Both sites are shaded to west by 15' of Arbor Vitae, so direct sun until early afternoon. Soil is generally acidic, but amendments can be made. I would like to put fruittrees in both sites, with a preference for Persimmon and Asian Pears if they would work.
1. Wet soil area - during rains any hole will fill to within 6" of the surface. Two mature Cherries, Camelias, etc seem to do OK in that area, but I am concerned with a new tree. I am thinking about an Asian Persimmon (Saijo - relatively reliable fruiter in our area) as I believe they are reasonably wet tolerant.
2. Old Blue Spruce area - the Blue Spruce has gone, a combination of it shading a large swathe of the garden and becoming a view blocker for neighbors. However, during it's life any veggies growing nearby were stunted, but only within about 4' of the drip line. From what I have read it is the needles of the BS that are allelopathic, which kind of makes sense given the limited radius of the perceived impact. At any rate I want to plant in that general area with a couple of smaller (15') trees but I am wondering if I need to put in some allelopathic buffers (mulberry??) or should I just plant away? Thinking either American Persimmon or Asian Pears.
Thanks for any thoughts. If Persimmons and Pears will have issues, then what fruits could be suggested?
Travis: The Blueberries, Currants and Gooseberries are all good here - but looking for a higher layer (ie in addition to the berries)
Location: ZONE 5a Lindsay Ontario Canada
posted 7 years ago
I was just trying to bring the possibility of a bush layer into the conversation, that could be planted between fruit trees. I'm not really sure if your desired fruit trees will succeed in the places you mention, sorry. Don't have enough experience on the matter.
For the wet soils area, persimmons and pears with Pyrus communis rootstock are considered acceptable. Is there any possibility of doing hugel beds where the trees are going to be planted, maybe even mound the planting site to give the roots more area above the water line? Remember, when planting a tree that doesn't like wet feet in a wet area, it's always easier to plant above the water than to figure out a way to keep the water out of a hole that you dig. The hugel bed would help to regulate the moisture levels, also.
As far as the spruce area, while there are some studies that show that spruce needles as a mulch can reduce germination rates, it seems to be plant specific. I personally feel that this probably has more to do with greatly increased acidity of the soil than an allelopathic compound released by the spruce tree. Have you done any soil tests of the area? If the tree is gone, you could get decent results from throwing a little lime around the area for a quick pH adjustment, then incorporate lots of good compost into the area which will help to maintain positive pH levels while the plants grow.
From http://www.edibleforestnursery.com/SOILINFO.HTM :
pH: Alkaline soil (over 7.5 pH) makes iron less available causing the leaves to yellow.
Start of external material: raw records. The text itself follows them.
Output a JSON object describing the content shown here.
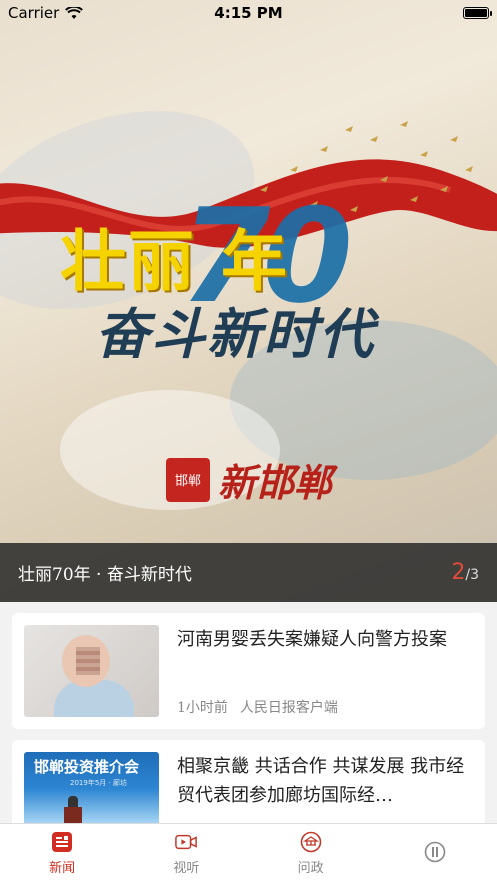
{
  "status_bar": {
    "carrier": "Carrier",
    "time": "4:15 PM",
    "battery_level": 1.0
  },
  "hero": {
    "headline_main": "壮丽  年",
    "headline_number": "70",
    "headline_sub": "奋斗新时代",
    "logo_badge": "邯郸",
    "logo_text": "新邯郸",
    "caption": "壮丽70年 · 奋斗新时代",
    "current_page": "2",
    "total_pages": "/3"
  },
  "news": [
    {
      "title": "河南男婴丢失案嫌疑人向警方投案",
      "time": "1小时前",
      "source": "人民日报客户端"
    },
    {
      "title": "相聚京畿  共话合作  共谋发展  我市经贸代表团参加廊坊国际经…",
      "thumb_title": "邯郸投资推介会",
      "thumb_sub": "2019年5月 · 廊坊",
      "time": "",
      "source": ""
    }
  ],
  "tabs": [
    {
      "label": "新闻",
      "icon": "news-icon",
      "active": true
    },
    {
      "label": "视听",
      "icon": "video-icon",
      "active": false
    },
    {
      "label": "问政",
      "icon": "government-icon",
      "active": false
    },
    {
      "label": "",
      "icon": "more-icon",
      "active": false
    }
  ],
  "colors": {
    "accent": "#d22d22",
    "caption_bg": "#282828"
  }
}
Pome and stone fruits do fine in most acidic soils (down to a pH of about 5.0 or a little less) but acid soils make some minerals less available (calcium, phosphorus, and magnesium) and others overly available (such as aluminum and manganese) So if your soil is over 7.5 add an acidifier such as sulfur or an acidic mulch. If it is very acid, add lime. See your extension agent for amounts.
Hope some of that might help you.
"Instead of Pay It Forward I prefer Plant It Forward" ~Howard Story / "God has cared for these trees, saved them from drought, disease, avalanches, and a thousand tempests and floods. But he cannot save them from fools." ~John Muir